- **Task to complete**: Each record, in full, must be restated word for word.

§ §

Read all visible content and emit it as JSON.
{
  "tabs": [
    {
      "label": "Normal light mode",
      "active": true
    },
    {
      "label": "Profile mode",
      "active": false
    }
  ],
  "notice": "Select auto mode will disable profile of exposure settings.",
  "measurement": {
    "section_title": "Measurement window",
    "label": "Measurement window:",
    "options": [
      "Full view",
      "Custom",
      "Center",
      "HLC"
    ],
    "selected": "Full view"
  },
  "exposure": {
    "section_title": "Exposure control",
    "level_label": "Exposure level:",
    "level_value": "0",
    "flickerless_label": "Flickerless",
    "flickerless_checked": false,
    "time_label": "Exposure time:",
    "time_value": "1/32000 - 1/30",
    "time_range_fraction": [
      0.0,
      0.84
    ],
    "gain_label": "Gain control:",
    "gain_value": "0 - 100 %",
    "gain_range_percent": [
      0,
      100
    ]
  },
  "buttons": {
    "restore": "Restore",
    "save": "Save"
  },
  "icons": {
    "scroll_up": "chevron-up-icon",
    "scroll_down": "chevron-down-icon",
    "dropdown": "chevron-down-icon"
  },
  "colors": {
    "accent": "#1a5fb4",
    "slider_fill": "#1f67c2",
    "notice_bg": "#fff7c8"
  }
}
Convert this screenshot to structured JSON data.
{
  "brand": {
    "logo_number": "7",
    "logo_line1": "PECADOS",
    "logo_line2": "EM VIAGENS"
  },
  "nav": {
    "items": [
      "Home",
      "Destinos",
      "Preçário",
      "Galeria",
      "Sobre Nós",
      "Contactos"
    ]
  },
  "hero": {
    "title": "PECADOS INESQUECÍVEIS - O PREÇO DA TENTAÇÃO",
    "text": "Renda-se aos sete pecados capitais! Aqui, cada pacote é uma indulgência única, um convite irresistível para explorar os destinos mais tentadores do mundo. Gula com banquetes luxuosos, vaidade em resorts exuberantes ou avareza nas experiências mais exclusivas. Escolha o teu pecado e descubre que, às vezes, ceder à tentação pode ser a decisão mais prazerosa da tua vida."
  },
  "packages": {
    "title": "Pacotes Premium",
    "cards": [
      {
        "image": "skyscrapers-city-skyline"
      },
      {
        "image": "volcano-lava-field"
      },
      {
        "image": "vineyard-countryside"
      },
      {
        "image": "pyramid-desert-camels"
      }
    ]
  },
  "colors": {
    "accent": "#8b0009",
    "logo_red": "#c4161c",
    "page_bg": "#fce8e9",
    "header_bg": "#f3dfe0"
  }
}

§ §

- **Solution for this problem**:
Read all visible content and emit it as JSON.
{
  "tabs": [
    {
      "label": "Normal light mode",
      "active": true
    },
    {
      "label": "Profile mode",
      "active": false
    }
  ],
  "notice": "Select auto mode will disable profile of exposure settings.",
  "measurement": {
    "section_title": "Measurement window",
    "label": "Measurement window:",
    "options": [
      "Full view",
      "Custom",
      "Center",
      "HLC"
    ],
    "selected": "Full view"
  },
  "exposure": {
    "section_title": "Exposure control",
    "level_label": "Exposure level:",
    "level_value": "0",
    "flickerless_label": "Flickerless",
    "flickerless_checked": false,
    "time_label": "Exposure time:",
    "time_value": "1/32000 - 1/30",
    "time_range_fraction": [
      0.0,
      0.84
    ],
    "gain_label": "Gain control:",
    "gain_value": "0 - 100 %",
    "gain_range_percent": [
      0,
      100
    ]
  },
  "buttons": {
    "restore": "Restore",
    "save": "Save"
  },
  "icons": {
    "scroll_up": "chevron-up-icon",
    "scroll_down": "chevron-down-icon",
    "dropdown": "chevron-down-icon"
  },
  "colors": {
    "accent": "#1a5fb4",
    "slider_fill": "#1f67c2",
    "notice_bg": "#fff7c8"
  }
}
Convert this screenshot to structured JSON data.
{
  "brand": {
    "logo_number": "7",
    "logo_line1": "PECADOS",
    "logo_line2": "EM VIAGENS"
  },
  "nav": {
    "items": [
      "Home",
      "Destinos",
      "Preçário",
      "Galeria",
      "Sobre Nós",
      "Contactos"
    ]
  },
  "hero": {
    "title": "PECADOS INESQUECÍVEIS - O PREÇO DA TENTAÇÃO",
    "text": "Renda-se aos sete pecados capitais! Aqui, cada pacote é uma indulgência única, um convite irresistível para explorar os destinos mais tentadores do mundo. Gula com banquetes luxuosos, vaidade em resorts exuberantes ou avareza nas experiências mais exclusivas. Escolha o teu pecado e descubre que, às vezes, ceder à tentação pode ser a decisão mais prazerosa da tua vida."
  },
  "packages": {
    "title": "Pacotes Premium",
    "cards": [
      {
        "image": "skyscrapers-city-skyline"
      },
      {
        "image": "volcano-lava-field"
      },
      {
        "image": "vineyard-countryside"
      },
      {
        "image": "pyramid-desert-camels"
      }
    ]
  },
  "colors": {
    "accent": "#8b0009",
    "logo_red": "#c4161c",
    "page_bg": "#fce8e9",
    "header_bg": "#f3dfe0"
  }
}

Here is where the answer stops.